● **Extracted information**
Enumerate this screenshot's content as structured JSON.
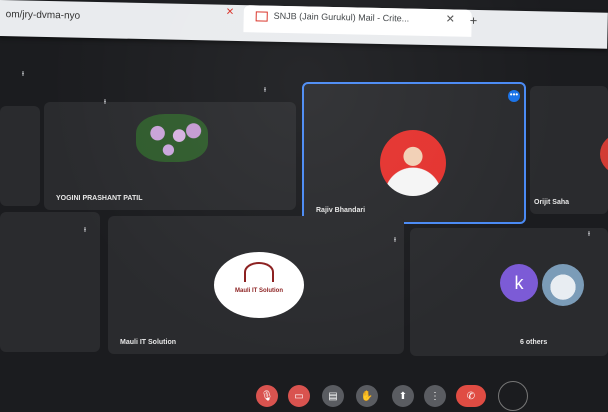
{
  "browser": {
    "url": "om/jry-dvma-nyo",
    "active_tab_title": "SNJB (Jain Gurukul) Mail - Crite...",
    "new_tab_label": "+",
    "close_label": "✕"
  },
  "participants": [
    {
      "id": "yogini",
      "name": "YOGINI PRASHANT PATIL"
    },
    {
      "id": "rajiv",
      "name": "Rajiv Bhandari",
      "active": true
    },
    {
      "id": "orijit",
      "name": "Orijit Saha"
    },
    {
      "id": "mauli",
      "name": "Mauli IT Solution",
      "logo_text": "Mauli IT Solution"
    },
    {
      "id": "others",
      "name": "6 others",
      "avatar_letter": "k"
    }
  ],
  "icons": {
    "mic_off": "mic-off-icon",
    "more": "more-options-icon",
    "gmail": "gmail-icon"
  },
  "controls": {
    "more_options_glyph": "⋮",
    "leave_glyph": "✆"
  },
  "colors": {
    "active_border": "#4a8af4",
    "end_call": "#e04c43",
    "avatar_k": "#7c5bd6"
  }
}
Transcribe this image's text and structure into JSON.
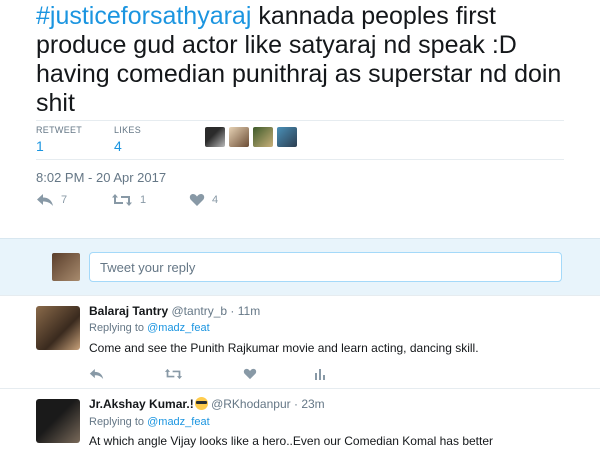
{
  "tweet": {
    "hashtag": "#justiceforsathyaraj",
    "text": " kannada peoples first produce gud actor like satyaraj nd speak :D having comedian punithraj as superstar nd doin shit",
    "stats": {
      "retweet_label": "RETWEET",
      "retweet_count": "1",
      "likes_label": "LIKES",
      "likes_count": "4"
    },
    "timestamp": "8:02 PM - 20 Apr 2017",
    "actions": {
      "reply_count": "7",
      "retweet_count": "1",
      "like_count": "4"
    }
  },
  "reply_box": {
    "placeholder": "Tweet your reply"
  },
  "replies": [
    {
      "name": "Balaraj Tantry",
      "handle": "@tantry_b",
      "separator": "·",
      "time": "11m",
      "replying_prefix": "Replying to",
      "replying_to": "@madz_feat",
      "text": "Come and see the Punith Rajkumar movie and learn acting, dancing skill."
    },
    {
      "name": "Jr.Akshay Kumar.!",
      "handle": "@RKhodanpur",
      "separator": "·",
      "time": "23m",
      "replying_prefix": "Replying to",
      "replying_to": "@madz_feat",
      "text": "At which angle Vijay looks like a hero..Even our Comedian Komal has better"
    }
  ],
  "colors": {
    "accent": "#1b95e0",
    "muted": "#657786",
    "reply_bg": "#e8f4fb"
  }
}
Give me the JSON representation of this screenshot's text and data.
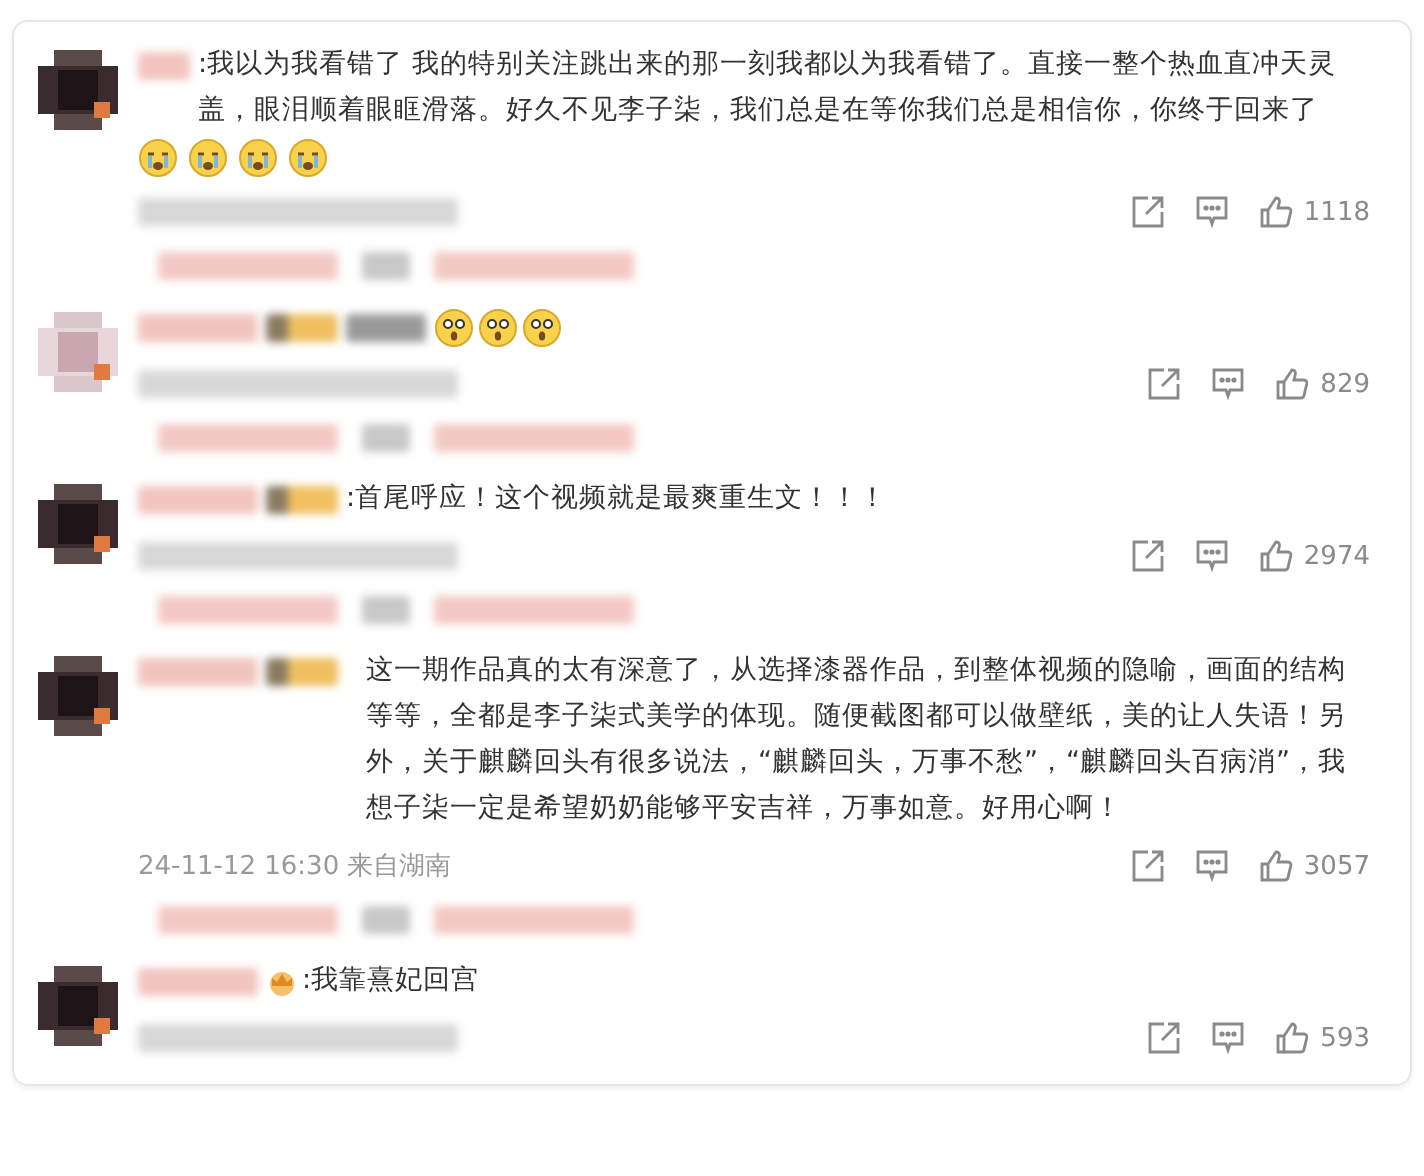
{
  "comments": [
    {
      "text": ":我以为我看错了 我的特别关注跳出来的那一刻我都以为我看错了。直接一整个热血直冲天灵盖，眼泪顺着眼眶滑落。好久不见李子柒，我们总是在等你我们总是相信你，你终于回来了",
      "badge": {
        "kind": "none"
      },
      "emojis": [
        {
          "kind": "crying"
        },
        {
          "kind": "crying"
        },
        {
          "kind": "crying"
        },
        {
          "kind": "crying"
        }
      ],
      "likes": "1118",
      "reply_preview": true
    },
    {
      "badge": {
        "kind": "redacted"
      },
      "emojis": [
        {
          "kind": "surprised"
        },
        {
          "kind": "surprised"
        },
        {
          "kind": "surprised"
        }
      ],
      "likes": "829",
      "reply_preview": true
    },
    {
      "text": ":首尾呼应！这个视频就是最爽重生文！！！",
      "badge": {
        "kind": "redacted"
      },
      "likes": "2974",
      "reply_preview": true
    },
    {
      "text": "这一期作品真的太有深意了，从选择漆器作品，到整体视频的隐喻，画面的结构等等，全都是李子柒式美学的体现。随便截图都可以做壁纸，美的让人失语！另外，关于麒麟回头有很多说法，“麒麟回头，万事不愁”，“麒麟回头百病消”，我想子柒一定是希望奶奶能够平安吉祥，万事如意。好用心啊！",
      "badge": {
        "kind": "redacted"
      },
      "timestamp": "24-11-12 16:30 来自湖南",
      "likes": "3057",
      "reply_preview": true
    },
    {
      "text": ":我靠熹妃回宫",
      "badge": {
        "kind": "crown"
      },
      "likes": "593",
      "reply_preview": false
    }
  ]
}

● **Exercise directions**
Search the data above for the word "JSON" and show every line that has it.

● **Response to the task**
Enumerate this screenshot's content as structured JSON.
Transcribe this image's text and structure into JSON.
Give me the JSON representation of this screenshot's text and data.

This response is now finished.